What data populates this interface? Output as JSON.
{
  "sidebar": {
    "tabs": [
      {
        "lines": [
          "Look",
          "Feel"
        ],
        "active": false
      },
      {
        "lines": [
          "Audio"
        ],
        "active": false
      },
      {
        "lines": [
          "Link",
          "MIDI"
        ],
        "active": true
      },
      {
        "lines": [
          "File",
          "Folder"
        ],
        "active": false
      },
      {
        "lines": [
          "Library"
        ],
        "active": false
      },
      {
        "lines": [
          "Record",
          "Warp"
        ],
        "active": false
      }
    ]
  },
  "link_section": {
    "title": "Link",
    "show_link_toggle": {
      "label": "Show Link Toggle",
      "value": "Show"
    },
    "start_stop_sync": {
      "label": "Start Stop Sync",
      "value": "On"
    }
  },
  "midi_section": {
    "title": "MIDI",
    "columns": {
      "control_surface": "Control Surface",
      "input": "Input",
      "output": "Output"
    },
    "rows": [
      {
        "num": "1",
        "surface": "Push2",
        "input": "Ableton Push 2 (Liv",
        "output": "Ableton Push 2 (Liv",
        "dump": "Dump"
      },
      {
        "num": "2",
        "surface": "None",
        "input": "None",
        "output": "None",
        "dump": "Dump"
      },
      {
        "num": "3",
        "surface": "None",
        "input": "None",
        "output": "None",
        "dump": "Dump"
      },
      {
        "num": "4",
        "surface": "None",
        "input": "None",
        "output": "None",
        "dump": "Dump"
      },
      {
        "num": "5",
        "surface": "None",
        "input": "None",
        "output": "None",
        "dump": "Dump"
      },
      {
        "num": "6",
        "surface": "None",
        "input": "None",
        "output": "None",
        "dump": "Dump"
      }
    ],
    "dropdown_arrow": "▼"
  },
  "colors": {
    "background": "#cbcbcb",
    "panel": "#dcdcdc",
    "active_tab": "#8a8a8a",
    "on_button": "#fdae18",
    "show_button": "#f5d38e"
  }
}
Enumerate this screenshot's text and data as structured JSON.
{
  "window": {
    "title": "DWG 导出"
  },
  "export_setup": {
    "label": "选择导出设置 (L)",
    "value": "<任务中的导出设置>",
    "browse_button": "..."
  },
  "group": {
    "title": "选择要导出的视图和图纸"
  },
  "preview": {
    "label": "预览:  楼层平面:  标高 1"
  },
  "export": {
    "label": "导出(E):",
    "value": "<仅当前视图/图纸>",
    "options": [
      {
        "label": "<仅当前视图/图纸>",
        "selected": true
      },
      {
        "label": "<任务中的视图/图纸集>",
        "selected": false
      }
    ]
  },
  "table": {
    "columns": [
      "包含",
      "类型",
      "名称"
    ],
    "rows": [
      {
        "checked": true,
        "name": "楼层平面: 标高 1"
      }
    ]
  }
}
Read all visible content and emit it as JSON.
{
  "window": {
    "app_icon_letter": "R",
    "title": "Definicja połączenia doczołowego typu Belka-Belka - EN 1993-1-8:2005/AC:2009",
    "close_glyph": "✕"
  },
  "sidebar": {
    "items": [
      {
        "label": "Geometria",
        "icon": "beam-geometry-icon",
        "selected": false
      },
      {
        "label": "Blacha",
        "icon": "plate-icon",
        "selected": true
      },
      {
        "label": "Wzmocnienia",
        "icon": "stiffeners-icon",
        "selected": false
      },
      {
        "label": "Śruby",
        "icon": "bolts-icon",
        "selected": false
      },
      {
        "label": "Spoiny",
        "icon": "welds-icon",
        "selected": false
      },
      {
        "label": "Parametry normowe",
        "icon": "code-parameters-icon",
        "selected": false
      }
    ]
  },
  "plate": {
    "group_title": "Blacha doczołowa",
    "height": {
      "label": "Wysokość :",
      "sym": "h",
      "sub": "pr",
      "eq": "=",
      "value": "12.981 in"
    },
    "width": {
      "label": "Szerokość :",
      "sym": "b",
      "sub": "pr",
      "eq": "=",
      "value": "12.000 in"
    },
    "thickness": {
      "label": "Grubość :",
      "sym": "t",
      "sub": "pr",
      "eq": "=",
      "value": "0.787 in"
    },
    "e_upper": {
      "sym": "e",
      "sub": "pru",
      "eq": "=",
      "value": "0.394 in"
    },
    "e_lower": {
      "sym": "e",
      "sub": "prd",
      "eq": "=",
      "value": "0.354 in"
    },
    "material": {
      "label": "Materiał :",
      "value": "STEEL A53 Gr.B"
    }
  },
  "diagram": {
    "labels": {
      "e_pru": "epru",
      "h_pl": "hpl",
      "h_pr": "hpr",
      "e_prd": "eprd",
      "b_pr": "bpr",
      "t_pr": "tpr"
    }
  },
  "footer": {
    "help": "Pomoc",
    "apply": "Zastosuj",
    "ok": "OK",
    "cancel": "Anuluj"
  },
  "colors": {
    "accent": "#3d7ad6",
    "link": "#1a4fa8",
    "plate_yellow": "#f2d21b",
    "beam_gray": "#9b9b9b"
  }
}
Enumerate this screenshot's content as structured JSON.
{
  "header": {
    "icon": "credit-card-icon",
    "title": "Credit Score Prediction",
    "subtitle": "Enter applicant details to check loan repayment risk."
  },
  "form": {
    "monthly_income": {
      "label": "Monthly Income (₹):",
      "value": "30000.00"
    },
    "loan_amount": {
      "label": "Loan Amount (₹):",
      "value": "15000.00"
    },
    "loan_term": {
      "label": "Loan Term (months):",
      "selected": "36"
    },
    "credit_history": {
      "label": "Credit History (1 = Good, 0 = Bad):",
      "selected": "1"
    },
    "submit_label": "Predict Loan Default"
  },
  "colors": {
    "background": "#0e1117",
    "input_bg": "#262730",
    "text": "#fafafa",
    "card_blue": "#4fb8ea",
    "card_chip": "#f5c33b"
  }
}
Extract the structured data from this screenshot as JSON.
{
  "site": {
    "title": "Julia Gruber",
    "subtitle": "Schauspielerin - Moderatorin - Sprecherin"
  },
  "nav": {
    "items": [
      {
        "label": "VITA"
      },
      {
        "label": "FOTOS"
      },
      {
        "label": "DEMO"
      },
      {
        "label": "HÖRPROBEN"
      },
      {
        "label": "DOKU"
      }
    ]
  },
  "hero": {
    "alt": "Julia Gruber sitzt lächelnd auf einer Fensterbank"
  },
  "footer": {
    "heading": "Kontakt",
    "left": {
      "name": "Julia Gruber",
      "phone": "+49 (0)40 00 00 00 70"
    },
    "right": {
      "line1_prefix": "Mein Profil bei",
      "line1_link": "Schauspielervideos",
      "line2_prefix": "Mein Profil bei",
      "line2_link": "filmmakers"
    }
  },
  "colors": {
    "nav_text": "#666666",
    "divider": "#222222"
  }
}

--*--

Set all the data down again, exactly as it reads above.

What data populates this interface? Output as JSON.
{
  "sidebar": {
    "tabs": [
      {
        "lines": [
          "Look",
          "Feel"
        ],
        "active": false
      },
      {
        "lines": [
          "Audio"
        ],
        "active": false
      },
      {
        "lines": [
          "Link",
          "MIDI"
        ],
        "active": true
      },
      {
        "lines": [
          "File",
          "Folder"
        ],
        "active": false
      },
      {
        "lines": [
          "Library"
        ],
        "active": false
      },
      {
        "lines": [
          "Record",
          "Warp"
        ],
        "active": false
      }
    ]
  },
  "link_section": {
    "title": "Link",
    "show_link_toggle": {
      "label": "Show Link Toggle",
      "value": "Show"
    },
    "start_stop_sync": {
      "label": "Start Stop Sync",
      "value": "On"
    }
  },
  "midi_section": {
    "title": "MIDI",
    "columns": {
      "control_surface": "Control Surface",
      "input": "Input",
      "output": "Output"
    },
    "rows": [
      {
        "num": "1",
        "surface": "Push2",
        "input": "Ableton Push 2 (Liv",
        "output": "Ableton Push 2 (Liv",
        "dump": "Dump"
      },
      {
        "num": "2",
        "surface": "None",
        "input": "None",
        "output": "None",
        "dump": "Dump"
      },
      {
        "num": "3",
        "surface": "None",
        "input": "None",
        "output": "None",
        "dump": "Dump"
      },
      {
        "num": "4",
        "surface": "None",
        "input": "None",
        "output": "None",
        "dump": "Dump"
      },
      {
        "num": "5",
        "surface": "None",
        "input": "None",
        "output": "None",
        "dump": "Dump"
      },
      {
        "num": "6",
        "surface": "None",
        "input": "None",
        "output": "None",
        "dump": "Dump"
      }
    ],
    "dropdown_arrow": "▼"
  },
  "colors": {
    "background": "#cbcbcb",
    "panel": "#dcdcdc",
    "active_tab": "#8a8a8a",
    "on_button": "#fdae18",
    "show_button": "#f5d38e"
  }
}
Enumerate this screenshot's text and data as structured JSON.
{
  "window": {
    "title": "DWG 导出"
  },
  "export_setup": {
    "label": "选择导出设置 (L)",
    "value": "<任务中的导出设置>",
    "browse_button": "..."
  },
  "group": {
    "title": "选择要导出的视图和图纸"
  },
  "preview": {
    "label": "预览:  楼层平面:  标高 1"
  },
  "export": {
    "label": "导出(E):",
    "value": "<仅当前视图/图纸>",
    "options": [
      {
        "label": "<仅当前视图/图纸>",
        "selected": true
      },
      {
        "label": "<任务中的视图/图纸集>",
        "selected": false
      }
    ]
  },
  "table": {
    "columns": [
      "包含",
      "类型",
      "名称"
    ],
    "rows": [
      {
        "checked": true,
        "name": "楼层平面: 标高 1"
      }
    ]
  }
}
Read all visible content and emit it as JSON.
{
  "window": {
    "app_icon_letter": "R",
    "title": "Definicja połączenia doczołowego typu Belka-Belka - EN 1993-1-8:2005/AC:2009",
    "close_glyph": "✕"
  },
  "sidebar": {
    "items": [
      {
        "label": "Geometria",
        "icon": "beam-geometry-icon",
        "selected": false
      },
      {
        "label": "Blacha",
        "icon": "plate-icon",
        "selected": true
      },
      {
        "label": "Wzmocnienia",
        "icon": "stiffeners-icon",
        "selected": false
      },
      {
        "label": "Śruby",
        "icon": "bolts-icon",
        "selected": false
      },
      {
        "label": "Spoiny",
        "icon": "welds-icon",
        "selected": false
      },
      {
        "label": "Parametry normowe",
        "icon": "code-parameters-icon",
        "selected": false
      }
    ]
  },
  "plate": {
    "group_title": "Blacha doczołowa",
    "height": {
      "label": "Wysokość :",
      "sym": "h",
      "sub": "pr",
      "eq": "=",
      "value": "12.981 in"
    },
    "width": {
      "label": "Szerokość :",
      "sym": "b",
      "sub": "pr",
      "eq": "=",
      "value": "12.000 in"
    },
    "thickness": {
      "label": "Grubość :",
      "sym": "t",
      "sub": "pr",
      "eq": "=",
      "value": "0.787 in"
    },
    "e_upper": {
      "sym": "e",
      "sub": "pru",
      "eq": "=",
      "value": "0.394 in"
    },
    "e_lower": {
      "sym": "e",
      "sub": "prd",
      "eq": "=",
      "value": "0.354 in"
    },
    "material": {
      "label": "Materiał :",
      "value": "STEEL A53 Gr.B"
    }
  },
  "diagram": {
    "labels": {
      "e_pru": "epru",
      "h_pl": "hpl",
      "h_pr": "hpr",
      "e_prd": "eprd",
      "b_pr": "bpr",
      "t_pr": "tpr"
    }
  },
  "footer": {
    "help": "Pomoc",
    "apply": "Zastosuj",
    "ok": "OK",
    "cancel": "Anuluj"
  },
  "colors": {
    "accent": "#3d7ad6",
    "link": "#1a4fa8",
    "plate_yellow": "#f2d21b",
    "beam_gray": "#9b9b9b"
  }
}
Enumerate this screenshot's content as structured JSON.
{
  "header": {
    "icon": "credit-card-icon",
    "title": "Credit Score Prediction",
    "subtitle": "Enter applicant details to check loan repayment risk."
  },
  "form": {
    "monthly_income": {
      "label": "Monthly Income (₹):",
      "value": "30000.00"
    },
    "loan_amount": {
      "label": "Loan Amount (₹):",
      "value": "15000.00"
    },
    "loan_term": {
      "label": "Loan Term (months):",
      "selected": "36"
    },
    "credit_history": {
      "label": "Credit History (1 = Good, 0 = Bad):",
      "selected": "1"
    },
    "submit_label": "Predict Loan Default"
  },
  "colors": {
    "background": "#0e1117",
    "input_bg": "#262730",
    "text": "#fafafa",
    "card_blue": "#4fb8ea",
    "card_chip": "#f5c33b"
  }
}
Extract the structured data from this screenshot as JSON.
{
  "site": {
    "title": "Julia Gruber",
    "subtitle": "Schauspielerin - Moderatorin - Sprecherin"
  },
  "nav": {
    "items": [
      {
        "label": "VITA"
      },
      {
        "label": "FOTOS"
      },
      {
        "label": "DEMO"
      },
      {
        "label": "HÖRPROBEN"
      },
      {
        "label": "DOKU"
      }
    ]
  },
  "hero": {
    "alt": "Julia Gruber sitzt lächelnd auf einer Fensterbank"
  },
  "footer": {
    "heading": "Kontakt",
    "left": {
      "name": "Julia Gruber",
      "phone": "+49 (0)40 00 00 00 70"
    },
    "right": {
      "line1_prefix": "Mein Profil bei",
      "line1_link": "Schauspielervideos",
      "line2_prefix": "Mein Profil bei",
      "line2_link": "filmmakers"
    }
  },
  "colors": {
    "nav_text": "#666666",
    "divider": "#222222"
  }
}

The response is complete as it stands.